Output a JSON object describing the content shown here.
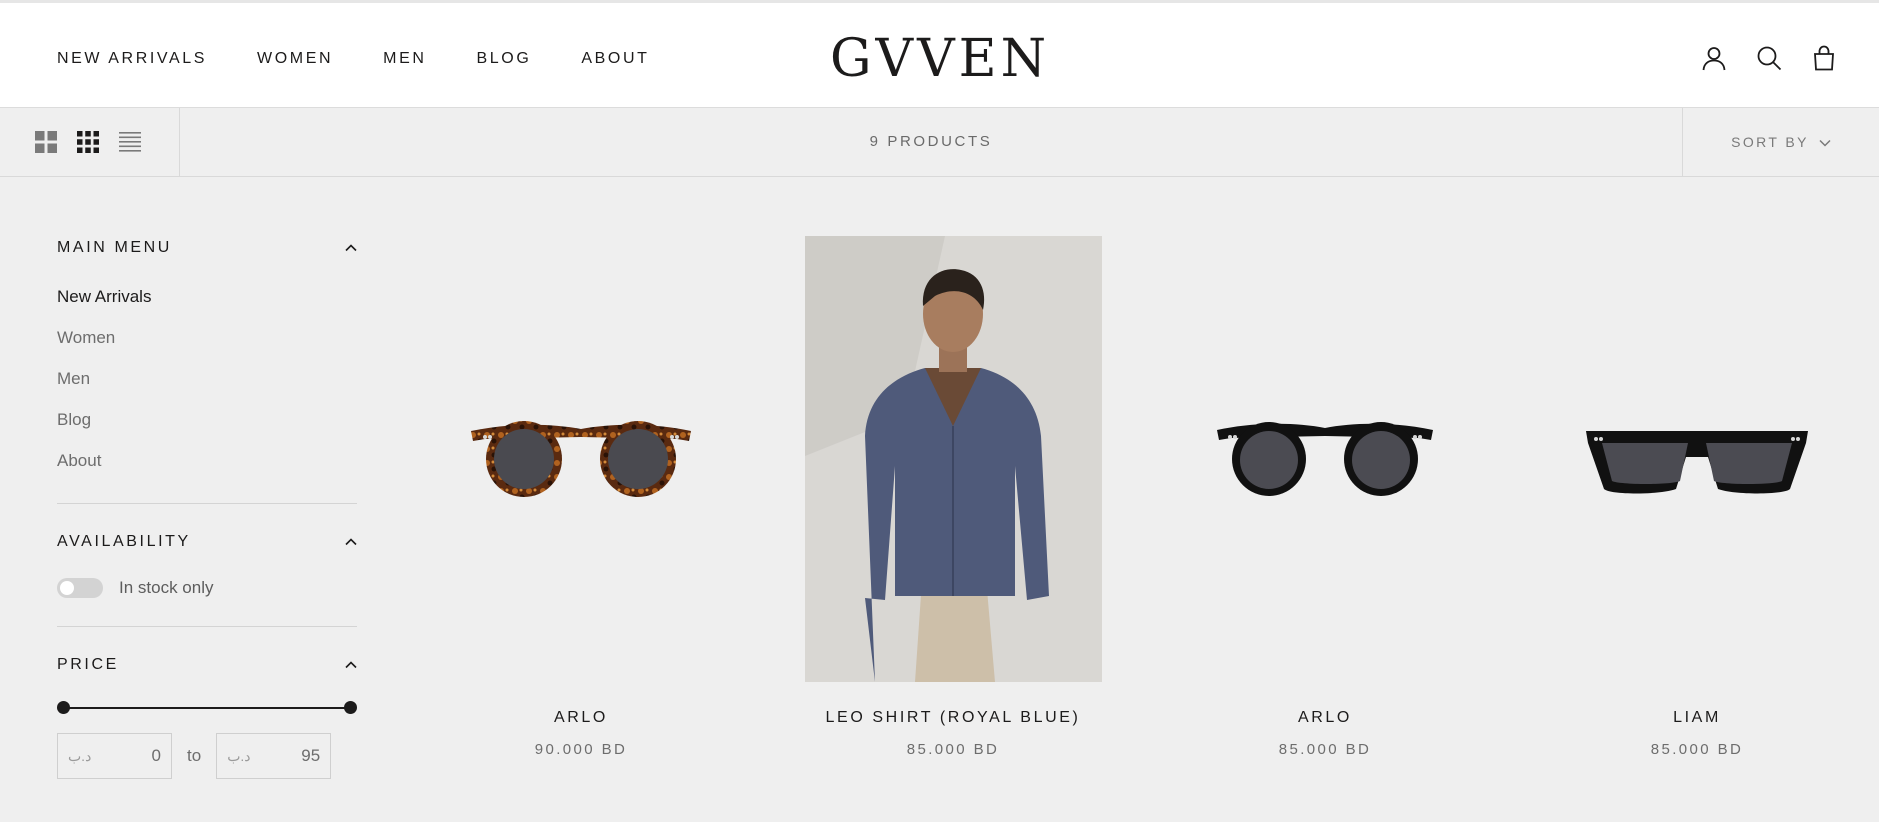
{
  "header": {
    "nav": [
      "NEW ARRIVALS",
      "WOMEN",
      "MEN",
      "BLOG",
      "ABOUT"
    ],
    "logo": "GVVEN",
    "icons": [
      "account-icon",
      "search-icon",
      "cart-icon"
    ]
  },
  "toolbar": {
    "layout_icons": [
      "grid-large-icon",
      "grid-small-icon",
      "list-icon"
    ],
    "product_count": "9 PRODUCTS",
    "sort_label": "SORT BY"
  },
  "sidebar": {
    "main_menu": {
      "title": "MAIN MENU",
      "items": [
        "New Arrivals",
        "Women",
        "Men",
        "Blog",
        "About"
      ],
      "active_index": 0
    },
    "availability": {
      "title": "AVAILABILITY",
      "toggle_label": "In stock only",
      "toggle_on": false
    },
    "price": {
      "title": "PRICE",
      "min": "0",
      "max": "95",
      "currency": "د.ب",
      "to_label": "to"
    }
  },
  "products": [
    {
      "title": "ARLO",
      "price": "90.000 BD",
      "image": "tortoise-round-sunglasses"
    },
    {
      "title": "LEO SHIRT (ROYAL BLUE)",
      "price": "85.000 BD",
      "image": "man-in-blue-linen-shirt"
    },
    {
      "title": "ARLO",
      "price": "85.000 BD",
      "image": "black-round-sunglasses"
    },
    {
      "title": "LIAM",
      "price": "85.000 BD",
      "image": "black-square-sunglasses"
    }
  ],
  "colors": {
    "page_bg": "#efefef",
    "header_bg": "#ffffff",
    "text": "#1c1b1b",
    "muted": "#6d6d6d"
  }
}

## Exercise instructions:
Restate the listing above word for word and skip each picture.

## Answer box:
Output a JSON object describing the content shown here.
{
  "header": {
    "nav": [
      "NEW ARRIVALS",
      "WOMEN",
      "MEN",
      "BLOG",
      "ABOUT"
    ],
    "logo": "GVVEN",
    "icons": [
      "account-icon",
      "search-icon",
      "cart-icon"
    ]
  },
  "toolbar": {
    "layout_icons": [
      "grid-large-icon",
      "grid-small-icon",
      "list-icon"
    ],
    "product_count": "9 PRODUCTS",
    "sort_label": "SORT BY"
  },
  "sidebar": {
    "main_menu": {
      "title": "MAIN MENU",
      "items": [
        "New Arrivals",
        "Women",
        "Men",
        "Blog",
        "About"
      ],
      "active_index": 0
    },
    "availability": {
      "title": "AVAILABILITY",
      "toggle_label": "In stock only",
      "toggle_on": false
    },
    "price": {
      "title": "PRICE",
      "min": "0",
      "max": "95",
      "currency": "د.ب",
      "to_label": "to"
    }
  },
  "products": [
    {
      "title": "ARLO",
      "price": "90.000 BD",
      "image": "tortoise-round-sunglasses"
    },
    {
      "title": "LEO SHIRT (ROYAL BLUE)",
      "price": "85.000 BD",
      "image": "man-in-blue-linen-shirt"
    },
    {
      "title": "ARLO",
      "price": "85.000 BD",
      "image": "black-round-sunglasses"
    },
    {
      "title": "LIAM",
      "price": "85.000 BD",
      "image": "black-square-sunglasses"
    }
  ],
  "colors": {
    "page_bg": "#efefef",
    "header_bg": "#ffffff",
    "text": "#1c1b1b",
    "muted": "#6d6d6d"
  }
}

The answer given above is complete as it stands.